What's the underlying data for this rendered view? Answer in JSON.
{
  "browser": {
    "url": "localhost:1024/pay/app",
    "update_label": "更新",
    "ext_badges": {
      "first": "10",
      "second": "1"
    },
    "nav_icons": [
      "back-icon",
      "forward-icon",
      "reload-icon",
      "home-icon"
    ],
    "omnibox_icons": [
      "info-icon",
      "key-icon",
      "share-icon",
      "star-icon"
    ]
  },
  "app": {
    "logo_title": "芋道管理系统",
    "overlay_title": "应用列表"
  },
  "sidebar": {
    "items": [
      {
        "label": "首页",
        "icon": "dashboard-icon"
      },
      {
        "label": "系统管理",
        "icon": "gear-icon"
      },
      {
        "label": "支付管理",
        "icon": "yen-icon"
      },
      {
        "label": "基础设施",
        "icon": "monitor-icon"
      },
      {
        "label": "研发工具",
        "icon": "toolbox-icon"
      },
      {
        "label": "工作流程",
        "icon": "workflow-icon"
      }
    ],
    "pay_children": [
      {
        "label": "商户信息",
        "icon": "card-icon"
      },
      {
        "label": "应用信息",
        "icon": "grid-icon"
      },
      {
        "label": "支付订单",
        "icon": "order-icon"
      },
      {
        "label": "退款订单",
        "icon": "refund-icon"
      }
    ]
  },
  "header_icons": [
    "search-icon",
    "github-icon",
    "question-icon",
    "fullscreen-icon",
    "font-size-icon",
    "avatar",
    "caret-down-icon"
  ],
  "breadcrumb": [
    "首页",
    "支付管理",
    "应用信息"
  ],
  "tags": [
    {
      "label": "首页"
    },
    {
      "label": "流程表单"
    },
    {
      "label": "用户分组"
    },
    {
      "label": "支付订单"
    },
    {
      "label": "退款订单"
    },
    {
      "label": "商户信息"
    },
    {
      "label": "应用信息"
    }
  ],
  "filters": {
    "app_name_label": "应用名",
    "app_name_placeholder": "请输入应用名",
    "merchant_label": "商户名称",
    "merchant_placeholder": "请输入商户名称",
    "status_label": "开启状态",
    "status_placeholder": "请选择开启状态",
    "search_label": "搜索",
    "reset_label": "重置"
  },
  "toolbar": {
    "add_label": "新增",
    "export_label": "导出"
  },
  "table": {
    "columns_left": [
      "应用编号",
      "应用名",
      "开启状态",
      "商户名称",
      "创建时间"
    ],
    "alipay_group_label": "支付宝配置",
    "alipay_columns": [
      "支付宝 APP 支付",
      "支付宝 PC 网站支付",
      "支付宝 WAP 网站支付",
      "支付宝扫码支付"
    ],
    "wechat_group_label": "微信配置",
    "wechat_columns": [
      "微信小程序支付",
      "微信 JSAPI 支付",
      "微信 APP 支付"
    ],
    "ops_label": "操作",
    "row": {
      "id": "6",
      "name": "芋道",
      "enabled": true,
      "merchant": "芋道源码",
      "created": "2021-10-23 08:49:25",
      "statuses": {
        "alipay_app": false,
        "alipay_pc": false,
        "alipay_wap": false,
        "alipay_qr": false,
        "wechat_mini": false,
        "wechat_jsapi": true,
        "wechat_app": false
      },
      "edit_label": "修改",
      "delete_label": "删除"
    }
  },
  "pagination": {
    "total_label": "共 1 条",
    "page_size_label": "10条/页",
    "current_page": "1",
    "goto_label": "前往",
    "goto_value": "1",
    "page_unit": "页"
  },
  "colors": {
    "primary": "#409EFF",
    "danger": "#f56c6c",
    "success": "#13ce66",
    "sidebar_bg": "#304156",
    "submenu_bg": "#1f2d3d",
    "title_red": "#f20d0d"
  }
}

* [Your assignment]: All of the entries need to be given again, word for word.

* [Answer to the problem]:
What's the underlying data for this rendered view? Answer in JSON.
{
  "browser": {
    "url": "localhost:1024/pay/app",
    "update_label": "更新",
    "ext_badges": {
      "first": "10",
      "second": "1"
    },
    "nav_icons": [
      "back-icon",
      "forward-icon",
      "reload-icon",
      "home-icon"
    ],
    "omnibox_icons": [
      "info-icon",
      "key-icon",
      "share-icon",
      "star-icon"
    ]
  },
  "app": {
    "logo_title": "芋道管理系统",
    "overlay_title": "应用列表"
  },
  "sidebar": {
    "items": [
      {
        "label": "首页",
        "icon": "dashboard-icon"
      },
      {
        "label": "系统管理",
        "icon": "gear-icon"
      },
      {
        "label": "支付管理",
        "icon": "yen-icon"
      },
      {
        "label": "基础设施",
        "icon": "monitor-icon"
      },
      {
        "label": "研发工具",
        "icon": "toolbox-icon"
      },
      {
        "label": "工作流程",
        "icon": "workflow-icon"
      }
    ],
    "pay_children": [
      {
        "label": "商户信息",
        "icon": "card-icon"
      },
      {
        "label": "应用信息",
        "icon": "grid-icon"
      },
      {
        "label": "支付订单",
        "icon": "order-icon"
      },
      {
        "label": "退款订单",
        "icon": "refund-icon"
      }
    ]
  },
  "header_icons": [
    "search-icon",
    "github-icon",
    "question-icon",
    "fullscreen-icon",
    "font-size-icon",
    "avatar",
    "caret-down-icon"
  ],
  "breadcrumb": [
    "首页",
    "支付管理",
    "应用信息"
  ],
  "tags": [
    {
      "label": "首页"
    },
    {
      "label": "流程表单"
    },
    {
      "label": "用户分组"
    },
    {
      "label": "支付订单"
    },
    {
      "label": "退款订单"
    },
    {
      "label": "商户信息"
    },
    {
      "label": "应用信息"
    }
  ],
  "filters": {
    "app_name_label": "应用名",
    "app_name_placeholder": "请输入应用名",
    "merchant_label": "商户名称",
    "merchant_placeholder": "请输入商户名称",
    "status_label": "开启状态",
    "status_placeholder": "请选择开启状态",
    "search_label": "搜索",
    "reset_label": "重置"
  },
  "toolbar": {
    "add_label": "新增",
    "export_label": "导出"
  },
  "table": {
    "columns_left": [
      "应用编号",
      "应用名",
      "开启状态",
      "商户名称",
      "创建时间"
    ],
    "alipay_group_label": "支付宝配置",
    "alipay_columns": [
      "支付宝 APP 支付",
      "支付宝 PC 网站支付",
      "支付宝 WAP 网站支付",
      "支付宝扫码支付"
    ],
    "wechat_group_label": "微信配置",
    "wechat_columns": [
      "微信小程序支付",
      "微信 JSAPI 支付",
      "微信 APP 支付"
    ],
    "ops_label": "操作",
    "row": {
      "id": "6",
      "name": "芋道",
      "enabled": true,
      "merchant": "芋道源码",
      "created": "2021-10-23 08:49:25",
      "statuses": {
        "alipay_app": false,
        "alipay_pc": false,
        "alipay_wap": false,
        "alipay_qr": false,
        "wechat_mini": false,
        "wechat_jsapi": true,
        "wechat_app": false
      },
      "edit_label": "修改",
      "delete_label": "删除"
    }
  },
  "pagination": {
    "total_label": "共 1 条",
    "page_size_label": "10条/页",
    "current_page": "1",
    "goto_label": "前往",
    "goto_value": "1",
    "page_unit": "页"
  },
  "colors": {
    "primary": "#409EFF",
    "danger": "#f56c6c",
    "success": "#13ce66",
    "sidebar_bg": "#304156",
    "submenu_bg": "#1f2d3d",
    "title_red": "#f20d0d"
  }
}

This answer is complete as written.